Geek Tools

20 Sep 2012

I use a lot of tools in my everyday computer live. Most of them runs in terminal (vim, mutt, zsh), but today's post is about a couple of useful GUI tools: GeekTool and Alfred.


Alfred is a small program basically intended to run other apps. AFAIK its closest analog in Linux world is Krunner from KDE which I used a lot in old days. Alfred has more features than Krunner and it will become even more powerful when you buy Powerpack for £15. By the way, you need it anyway if you're going to use the tip below.

As for the tip, it's about iTunes integration: it's OK in most cases, but I was disappointed when I've known that Alfred's playlist is played only once without repetition. And there's no option that enables it.

But real hackers don't lay their heads down! To enable repeating the playlist you have to edit itunes.applescript.src file in Resources folder inside Alfred's package contents. As you may already guessed this is Applescript source file that's being compiled when Alfred starts. If you don't know Applescript and don't want to learn it here is my patch for v1.3.1(261):

< 		make new user playlist with properties {name:playlistname, song repeat: all}
> 		make new user playlist with properties {name:playlistname}


GeekTool, on the other hand, is used to display some useful information on your desktop. It's like good old widgets but without Dashboard needed to be active to see them. Conky does the same thing in Linux.

GeekTool has 3 types of widgets: file, image, shell script. File shows contents of some file on your HDD. Maybe it's useful for viewing logs or something like this, but I found this quite pointless. Image does the same, only shows it as image. It gets file or URL as argument. The most interesting part is Shell Script which shows output of some terminal tool on your desktop. This is really powerful. Besides, GeekTool can refresh this output automatically.


Here is a screenshot from my current desktop. Date and time were quite simple to get, currently playing track was not so simple, but still simpler than artwork from I'm going to tell about this last one.

The main idea is to download album cover, say, into /tmp/artwork.png and then show it with Image from GeekTool. I wrote simple daemon using Python and PyObjC which spies on iTunes and when it changes currently playing track detect artist and album and get cover from if any exists. Here is daemon's code:

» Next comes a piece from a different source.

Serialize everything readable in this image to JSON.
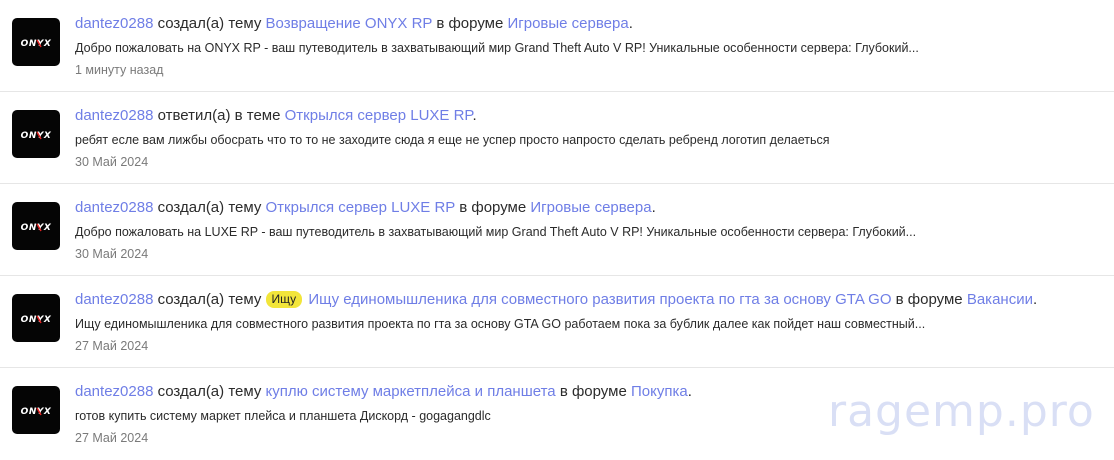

import requests
import json
import Foundation
from AppKit import *
from PyObjCTools import AppHelper

class SongInfo(NSObject):
    last_album = ""
    last_artist = ""

    def getSongInfo_(self, song):
        ui = song.userInfo()
        artist = ui.objectForKey_('Artist')
        album = ui.objectForKey_('Album')
        if self.last_artist != artist and self.last_album != album:
            params = {
                "method" : "album.getinfo",
                "api_key": "PUT_HERE_YOUR_API_KEY",
                "artist" : artist,
                "album"  : album,
                "format" : "json"
            r = requests.get("",params=params)
            album_info = json.loads(r.text)
            if album_info.get("album") and album_info["album"].get("image"):
                img_url = [x["#text"]
                            for x in album_info["album"]["image"]
                            if x["size"] == "large"]
                if img_url:
                    f = open("/tmp/artwork.png", "w")
                    self.last_artist = artist
                    self.last_album = album

nc = Foundation.NSDistributedNotificationCenter.defaultCenter()
song_info =
nc.addObserver_selector_name_object_(song_info, 'getSongInfo:', '',None)


Now lets put this daemon to autostart. I did it with launchd. First, create file com.dancingrobot84.lastfm-artwork.plist in ~/Library/LaunchAgents with this content:

<?xml version="1.0" encoding="UTF-8"?>
<!DOCTYPE plist PUBLIC "-//Apple//DTD PLIST 1.0//EN" "">
<plist version="1.0">

Second, load daemon with this command

launchctl load -w ~/Library/LaunchAgents/com.dancingrobot84.lastfm-artwork.plist

Now you're going to have a cover of your currently playing track in /tmp/artwork.png.